**Activity**
Reproduce every entry that follows word for word, but omit the images.

**Source material**
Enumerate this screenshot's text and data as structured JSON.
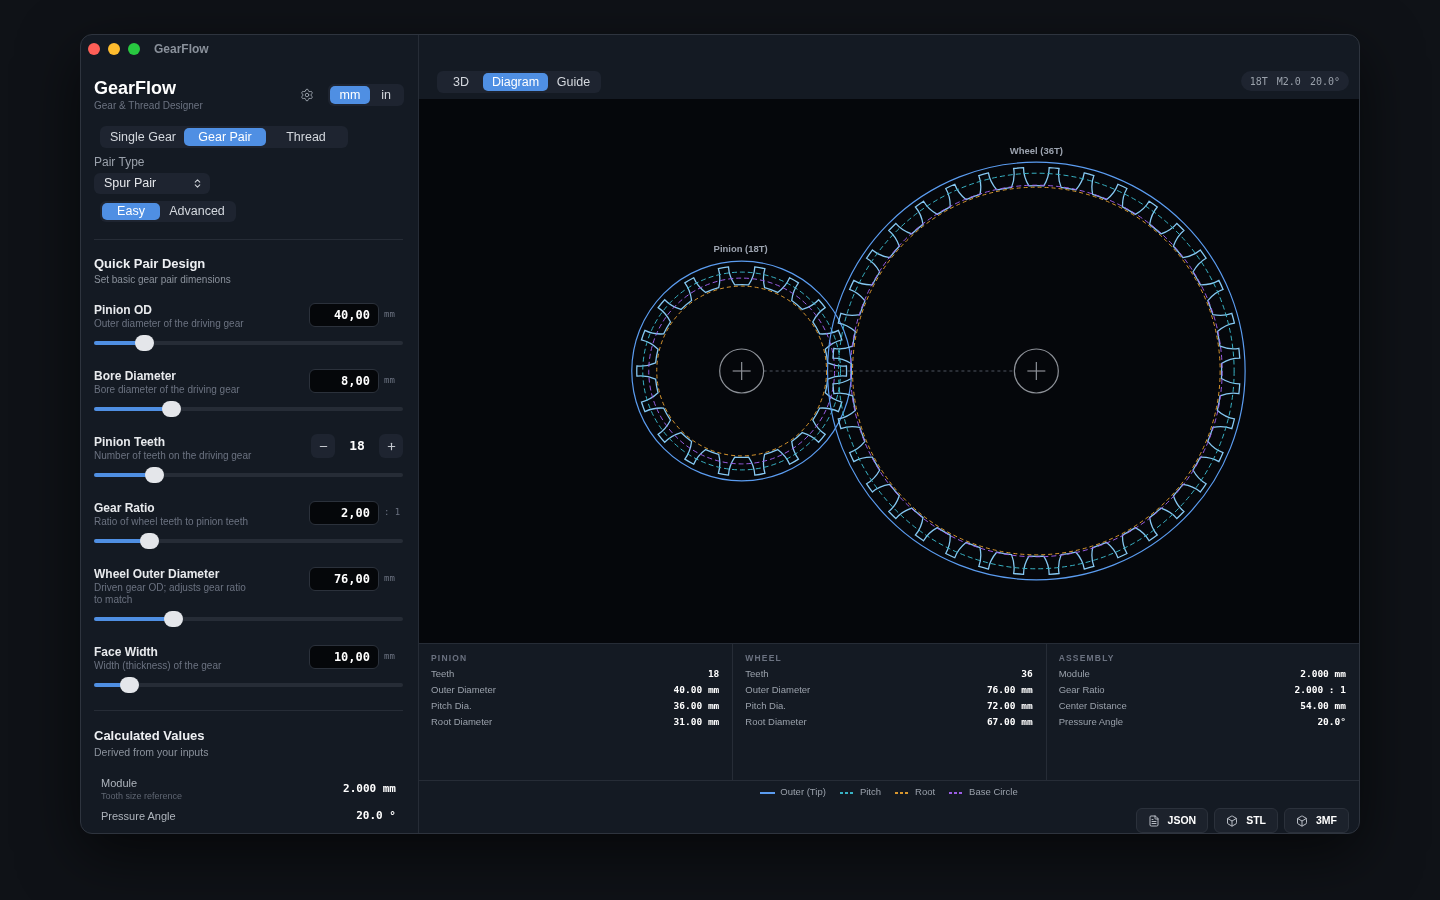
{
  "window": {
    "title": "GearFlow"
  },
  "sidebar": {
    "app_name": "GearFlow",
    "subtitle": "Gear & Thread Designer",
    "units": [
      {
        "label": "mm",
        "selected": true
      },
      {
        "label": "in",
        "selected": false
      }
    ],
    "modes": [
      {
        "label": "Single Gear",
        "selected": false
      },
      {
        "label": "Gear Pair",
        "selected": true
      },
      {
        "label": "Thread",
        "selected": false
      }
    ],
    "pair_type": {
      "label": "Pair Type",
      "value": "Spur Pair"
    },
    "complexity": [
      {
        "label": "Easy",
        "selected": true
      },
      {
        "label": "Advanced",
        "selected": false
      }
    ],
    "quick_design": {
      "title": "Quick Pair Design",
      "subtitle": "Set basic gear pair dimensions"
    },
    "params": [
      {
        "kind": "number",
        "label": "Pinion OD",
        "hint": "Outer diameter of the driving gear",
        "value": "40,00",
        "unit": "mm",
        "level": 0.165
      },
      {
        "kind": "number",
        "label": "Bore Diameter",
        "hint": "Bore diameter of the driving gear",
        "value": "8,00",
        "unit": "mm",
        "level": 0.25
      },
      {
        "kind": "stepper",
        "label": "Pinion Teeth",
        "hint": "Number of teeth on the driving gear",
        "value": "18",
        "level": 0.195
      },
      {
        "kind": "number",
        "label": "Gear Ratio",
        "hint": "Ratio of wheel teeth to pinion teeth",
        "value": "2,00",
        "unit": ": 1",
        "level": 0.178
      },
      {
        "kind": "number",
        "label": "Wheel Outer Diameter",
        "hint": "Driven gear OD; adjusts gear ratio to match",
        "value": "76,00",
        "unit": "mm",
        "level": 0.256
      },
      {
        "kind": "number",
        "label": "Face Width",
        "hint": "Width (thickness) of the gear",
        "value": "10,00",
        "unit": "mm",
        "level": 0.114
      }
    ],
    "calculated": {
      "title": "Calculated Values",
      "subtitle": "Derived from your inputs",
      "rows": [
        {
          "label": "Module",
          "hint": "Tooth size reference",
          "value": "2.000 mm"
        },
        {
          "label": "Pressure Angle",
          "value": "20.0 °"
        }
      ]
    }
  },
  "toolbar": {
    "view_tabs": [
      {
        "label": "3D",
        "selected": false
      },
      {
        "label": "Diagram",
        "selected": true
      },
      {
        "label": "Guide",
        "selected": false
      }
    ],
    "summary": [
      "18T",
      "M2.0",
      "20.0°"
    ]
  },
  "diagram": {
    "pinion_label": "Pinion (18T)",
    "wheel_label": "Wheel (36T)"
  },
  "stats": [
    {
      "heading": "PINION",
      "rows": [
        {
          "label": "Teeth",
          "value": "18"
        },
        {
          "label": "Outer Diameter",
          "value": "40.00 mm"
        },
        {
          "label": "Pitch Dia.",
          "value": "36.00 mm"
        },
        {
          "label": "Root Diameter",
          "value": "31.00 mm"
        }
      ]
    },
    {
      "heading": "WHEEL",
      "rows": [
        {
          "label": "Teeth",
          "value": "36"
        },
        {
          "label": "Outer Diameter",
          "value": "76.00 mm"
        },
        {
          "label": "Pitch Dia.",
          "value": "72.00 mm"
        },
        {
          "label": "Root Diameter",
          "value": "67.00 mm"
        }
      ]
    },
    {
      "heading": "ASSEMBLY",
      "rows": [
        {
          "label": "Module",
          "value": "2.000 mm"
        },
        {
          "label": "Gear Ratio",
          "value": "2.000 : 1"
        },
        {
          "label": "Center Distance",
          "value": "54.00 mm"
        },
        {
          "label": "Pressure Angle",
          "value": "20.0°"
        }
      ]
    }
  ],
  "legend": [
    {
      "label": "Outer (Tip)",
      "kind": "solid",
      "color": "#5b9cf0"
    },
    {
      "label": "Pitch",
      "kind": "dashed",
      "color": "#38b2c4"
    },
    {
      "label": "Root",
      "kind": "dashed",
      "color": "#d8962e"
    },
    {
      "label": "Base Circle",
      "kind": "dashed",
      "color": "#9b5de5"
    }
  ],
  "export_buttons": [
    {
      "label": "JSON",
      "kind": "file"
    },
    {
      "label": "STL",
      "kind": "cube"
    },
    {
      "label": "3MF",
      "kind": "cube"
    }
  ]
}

**Solution**
Enumerate this screenshot's text and data as structured JSON.
{
  "window": {
    "title": "GearFlow"
  },
  "sidebar": {
    "app_name": "GearFlow",
    "subtitle": "Gear & Thread Designer",
    "units": [
      {
        "label": "mm",
        "selected": true
      },
      {
        "label": "in",
        "selected": false
      }
    ],
    "modes": [
      {
        "label": "Single Gear",
        "selected": false
      },
      {
        "label": "Gear Pair",
        "selected": true
      },
      {
        "label": "Thread",
        "selected": false
      }
    ],
    "pair_type": {
      "label": "Pair Type",
      "value": "Spur Pair"
    },
    "complexity": [
      {
        "label": "Easy",
        "selected": true
      },
      {
        "label": "Advanced",
        "selected": false
      }
    ],
    "quick_design": {
      "title": "Quick Pair Design",
      "subtitle": "Set basic gear pair dimensions"
    },
    "params": [
      {
        "kind": "number",
        "label": "Pinion OD",
        "hint": "Outer diameter of the driving gear",
        "value": "40,00",
        "unit": "mm",
        "level": 0.165
      },
      {
        "kind": "number",
        "label": "Bore Diameter",
        "hint": "Bore diameter of the driving gear",
        "value": "8,00",
        "unit": "mm",
        "level": 0.25
      },
      {
        "kind": "stepper",
        "label": "Pinion Teeth",
        "hint": "Number of teeth on the driving gear",
        "value": "18",
        "level": 0.195
      },
      {
        "kind": "number",
        "label": "Gear Ratio",
        "hint": "Ratio of wheel teeth to pinion teeth",
        "value": "2,00",
        "unit": ": 1",
        "level": 0.178
      },
      {
        "kind": "number",
        "label": "Wheel Outer Diameter",
        "hint": "Driven gear OD; adjusts gear ratio to match",
        "value": "76,00",
        "unit": "mm",
        "level": 0.256
      },
      {
        "kind": "number",
        "label": "Face Width",
        "hint": "Width (thickness) of the gear",
        "value": "10,00",
        "unit": "mm",
        "level": 0.114
      }
    ],
    "calculated": {
      "title": "Calculated Values",
      "subtitle": "Derived from your inputs",
      "rows": [
        {
          "label": "Module",
          "hint": "Tooth size reference",
          "value": "2.000 mm"
        },
        {
          "label": "Pressure Angle",
          "value": "20.0 °"
        }
      ]
    }
  },
  "toolbar": {
    "view_tabs": [
      {
        "label": "3D",
        "selected": false
      },
      {
        "label": "Diagram",
        "selected": true
      },
      {
        "label": "Guide",
        "selected": false
      }
    ],
    "summary": [
      "18T",
      "M2.0",
      "20.0°"
    ]
  },
  "diagram": {
    "pinion_label": "Pinion (18T)",
    "wheel_label": "Wheel (36T)"
  },
  "stats": [
    {
      "heading": "PINION",
      "rows": [
        {
          "label": "Teeth",
          "value": "18"
        },
        {
          "label": "Outer Diameter",
          "value": "40.00 mm"
        },
        {
          "label": "Pitch Dia.",
          "value": "36.00 mm"
        },
        {
          "label": "Root Diameter",
          "value": "31.00 mm"
        }
      ]
    },
    {
      "heading": "WHEEL",
      "rows": [
        {
          "label": "Teeth",
          "value": "36"
        },
        {
          "label": "Outer Diameter",
          "value": "76.00 mm"
        },
        {
          "label": "Pitch Dia.",
          "value": "72.00 mm"
        },
        {
          "label": "Root Diameter",
          "value": "67.00 mm"
        }
      ]
    },
    {
      "heading": "ASSEMBLY",
      "rows": [
        {
          "label": "Module",
          "value": "2.000 mm"
        },
        {
          "label": "Gear Ratio",
          "value": "2.000 : 1"
        },
        {
          "label": "Center Distance",
          "value": "54.00 mm"
        },
        {
          "label": "Pressure Angle",
          "value": "20.0°"
        }
      ]
    }
  ],
  "legend": [
    {
      "label": "Outer (Tip)",
      "kind": "solid",
      "color": "#5b9cf0"
    },
    {
      "label": "Pitch",
      "kind": "dashed",
      "color": "#38b2c4"
    },
    {
      "label": "Root",
      "kind": "dashed",
      "color": "#d8962e"
    },
    {
      "label": "Base Circle",
      "kind": "dashed",
      "color": "#9b5de5"
    }
  ],
  "export_buttons": [
    {
      "label": "JSON",
      "kind": "file"
    },
    {
      "label": "STL",
      "kind": "cube"
    },
    {
      "label": "3MF",
      "kind": "cube"
    }
  ]
}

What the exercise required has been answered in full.